A brief Q&A session followed the first panel, before the second panel was introduced. Caroline Criado-Perez was the first to speak. Journalist, and co-founder of The Women’s room, Caroline also started the campaign to get Jane Austen’s face on to English banknotes. For this initiative, she received a torrent of online abuse. Caroline showed the attendees the tweets that were too graphic and violent for the media to actually report. This censorship meant her representation in the national media was limited to a woman who was ‘a bit upset by some online insults’. These ‘insults’ were actually death and rape threats that Caroline freely admitted had destroyed her life. The reassuring aspect of her speech was that she would never ‘shut her whore mouth’ like the twitter trolls wanted, and her bravery was praised by panellists and attendees alike.

Next to speak was Paolo Buonadonna, journalist, broadcaster, and Media Director at British Influence. Paola was the most politically motivated of all the speakers, urging everyone in the room to engage in politics if they wish to see the changes they had spent the evening describing. She discussed her role at British Influence, an independent organisation that believes it is in everyone’s interest to keep Britain in a reformed EU, and explained why as young women, we should not vote for UKIP, something we were all in favour of, especially after Ex-MEP, Godfrey Bloom ‘joked’ that women are ‘sluts’ earlier in the year.

Professor Rosalind Gill followed Paolo, and dicussed women’s current representation in the media.
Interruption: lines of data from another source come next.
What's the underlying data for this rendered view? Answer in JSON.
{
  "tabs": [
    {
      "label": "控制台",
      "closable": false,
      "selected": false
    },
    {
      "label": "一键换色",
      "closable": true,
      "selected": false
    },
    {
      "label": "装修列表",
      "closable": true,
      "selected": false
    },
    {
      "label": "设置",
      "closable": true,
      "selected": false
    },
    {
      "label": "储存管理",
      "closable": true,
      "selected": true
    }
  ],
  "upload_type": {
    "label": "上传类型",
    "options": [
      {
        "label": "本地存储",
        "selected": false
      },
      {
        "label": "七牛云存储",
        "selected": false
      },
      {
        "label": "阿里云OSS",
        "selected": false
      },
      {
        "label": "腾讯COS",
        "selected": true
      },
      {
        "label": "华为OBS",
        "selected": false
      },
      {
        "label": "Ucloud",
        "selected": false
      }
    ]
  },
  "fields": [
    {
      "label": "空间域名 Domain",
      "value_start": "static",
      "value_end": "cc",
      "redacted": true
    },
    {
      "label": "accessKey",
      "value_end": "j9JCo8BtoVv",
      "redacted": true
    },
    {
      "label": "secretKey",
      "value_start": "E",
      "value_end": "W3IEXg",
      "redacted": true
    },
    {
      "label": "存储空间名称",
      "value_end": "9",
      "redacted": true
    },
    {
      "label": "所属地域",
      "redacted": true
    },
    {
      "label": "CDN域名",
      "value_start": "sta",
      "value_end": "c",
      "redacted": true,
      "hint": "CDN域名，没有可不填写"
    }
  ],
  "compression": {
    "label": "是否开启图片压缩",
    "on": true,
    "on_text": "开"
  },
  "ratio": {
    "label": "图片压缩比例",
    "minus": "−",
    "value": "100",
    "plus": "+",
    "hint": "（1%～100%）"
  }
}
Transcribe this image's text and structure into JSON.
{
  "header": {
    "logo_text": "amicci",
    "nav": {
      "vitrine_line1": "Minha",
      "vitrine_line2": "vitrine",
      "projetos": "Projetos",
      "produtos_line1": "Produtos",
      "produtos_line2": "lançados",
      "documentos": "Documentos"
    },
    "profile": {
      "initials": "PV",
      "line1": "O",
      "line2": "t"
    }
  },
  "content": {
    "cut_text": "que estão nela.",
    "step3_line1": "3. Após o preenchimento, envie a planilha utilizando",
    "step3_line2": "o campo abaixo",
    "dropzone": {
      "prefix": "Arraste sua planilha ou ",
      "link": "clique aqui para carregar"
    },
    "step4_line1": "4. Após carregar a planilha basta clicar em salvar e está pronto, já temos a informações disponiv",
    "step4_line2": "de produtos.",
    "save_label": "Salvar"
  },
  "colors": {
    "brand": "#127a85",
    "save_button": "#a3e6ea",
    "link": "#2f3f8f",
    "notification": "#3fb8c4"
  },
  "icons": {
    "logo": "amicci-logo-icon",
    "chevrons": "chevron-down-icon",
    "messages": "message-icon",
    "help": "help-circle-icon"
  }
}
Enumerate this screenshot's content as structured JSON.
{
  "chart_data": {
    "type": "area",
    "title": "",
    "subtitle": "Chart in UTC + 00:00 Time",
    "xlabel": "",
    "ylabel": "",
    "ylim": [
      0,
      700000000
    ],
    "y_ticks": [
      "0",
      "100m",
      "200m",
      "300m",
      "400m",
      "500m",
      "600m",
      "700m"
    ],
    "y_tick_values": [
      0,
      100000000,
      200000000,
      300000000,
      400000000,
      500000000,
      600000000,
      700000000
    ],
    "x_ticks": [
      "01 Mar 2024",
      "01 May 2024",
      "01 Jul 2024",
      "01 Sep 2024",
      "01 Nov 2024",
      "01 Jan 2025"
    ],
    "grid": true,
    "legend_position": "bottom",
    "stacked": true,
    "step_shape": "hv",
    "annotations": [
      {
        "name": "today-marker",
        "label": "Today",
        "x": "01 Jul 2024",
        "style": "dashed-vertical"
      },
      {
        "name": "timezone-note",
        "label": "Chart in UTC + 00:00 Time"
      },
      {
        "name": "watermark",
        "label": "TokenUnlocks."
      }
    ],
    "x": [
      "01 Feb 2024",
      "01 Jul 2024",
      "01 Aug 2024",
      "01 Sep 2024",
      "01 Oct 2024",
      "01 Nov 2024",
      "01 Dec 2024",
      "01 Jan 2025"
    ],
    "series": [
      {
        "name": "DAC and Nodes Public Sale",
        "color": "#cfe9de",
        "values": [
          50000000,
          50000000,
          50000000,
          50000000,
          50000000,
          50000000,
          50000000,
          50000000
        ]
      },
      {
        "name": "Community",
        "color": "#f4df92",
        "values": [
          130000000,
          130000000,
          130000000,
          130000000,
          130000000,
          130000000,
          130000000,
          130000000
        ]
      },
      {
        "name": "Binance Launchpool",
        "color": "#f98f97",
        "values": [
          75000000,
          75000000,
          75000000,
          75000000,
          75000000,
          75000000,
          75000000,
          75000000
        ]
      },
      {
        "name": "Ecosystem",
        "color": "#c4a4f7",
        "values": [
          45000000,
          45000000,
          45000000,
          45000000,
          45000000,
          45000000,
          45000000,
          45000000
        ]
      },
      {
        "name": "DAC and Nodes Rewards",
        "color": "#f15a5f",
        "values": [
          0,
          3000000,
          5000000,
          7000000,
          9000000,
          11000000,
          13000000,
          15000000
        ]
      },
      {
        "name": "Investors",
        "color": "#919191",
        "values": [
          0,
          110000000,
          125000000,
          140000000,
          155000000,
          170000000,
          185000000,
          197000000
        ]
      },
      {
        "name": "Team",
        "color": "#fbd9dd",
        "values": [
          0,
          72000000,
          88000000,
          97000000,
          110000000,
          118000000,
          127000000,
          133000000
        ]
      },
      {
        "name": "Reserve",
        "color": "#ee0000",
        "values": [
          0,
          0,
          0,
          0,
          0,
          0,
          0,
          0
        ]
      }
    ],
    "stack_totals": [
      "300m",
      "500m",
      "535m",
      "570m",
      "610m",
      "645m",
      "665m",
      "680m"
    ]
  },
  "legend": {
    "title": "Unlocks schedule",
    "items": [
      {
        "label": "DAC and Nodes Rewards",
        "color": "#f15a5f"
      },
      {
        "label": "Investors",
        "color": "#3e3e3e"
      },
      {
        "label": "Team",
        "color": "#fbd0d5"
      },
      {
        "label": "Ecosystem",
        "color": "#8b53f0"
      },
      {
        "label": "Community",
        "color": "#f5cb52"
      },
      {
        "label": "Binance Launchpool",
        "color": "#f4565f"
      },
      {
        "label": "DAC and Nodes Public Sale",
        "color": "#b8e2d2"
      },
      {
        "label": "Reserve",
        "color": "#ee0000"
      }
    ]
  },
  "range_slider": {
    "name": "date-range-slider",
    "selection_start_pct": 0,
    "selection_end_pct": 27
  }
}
Her work includes over a decade’s worth of contribution to debates about the ‘sexualisation of culture’. She recommended reading the study ‘The symbolic annihilation of Women by the mass media’ and urged all attendees to persevere with their feminist campaigns; as collectively they were making a real difference.

Due to time restrictions, there were rushed speeches from members of ’50:50 Parliament’ and the #EmilyMatters campaign, urging attendees to be active in politics and push for better representation of women in Parliament. To close the evening, NAWO chairwoman, Annette Lawson, thanked all the panellists for their time and all the women and girls in the room who had given up their evening to attend.

Overall, the event was a resounding success. I left the building feeling empowered, excited and grateful for these women who refuse to stand down even in the face of intimidating adversity. I voted in the EU parliamentary elections on the 22nd of May (NOT for UKIP, obviously), and intend to have a much louder political voice from now on.

You can read NAWO’s official spring bulletin about the event here.

The Best Kind Of Borrowing

For some time now I have contemplated starting to write a blog. It is an idea I have borrowed from someone very close to my heart.

I have been on the verge of creating one for years, always talking myself in to, and then immediately out of doing so.

I am constantly frightened of being misinterpreted, but at the same time desperate to tell people what I think; even if I don’t always have a concrete or neutral opinion. I never want to upset or offend people, but sometimes I wish I had the honesty to do so (I hope you don’t misinterpret that!).

I have resolved to finally stop; to stop keeping my thoughts to myself, to stop being afraid that people might think differently about me, to stop pretending I am happy being quiet. In doing so, I will hopefully start to let go of some of my ridiculous anxieties about ‘opening up’.

I hope I can borrow some of your time and that you will deem this at least readable. So it begins…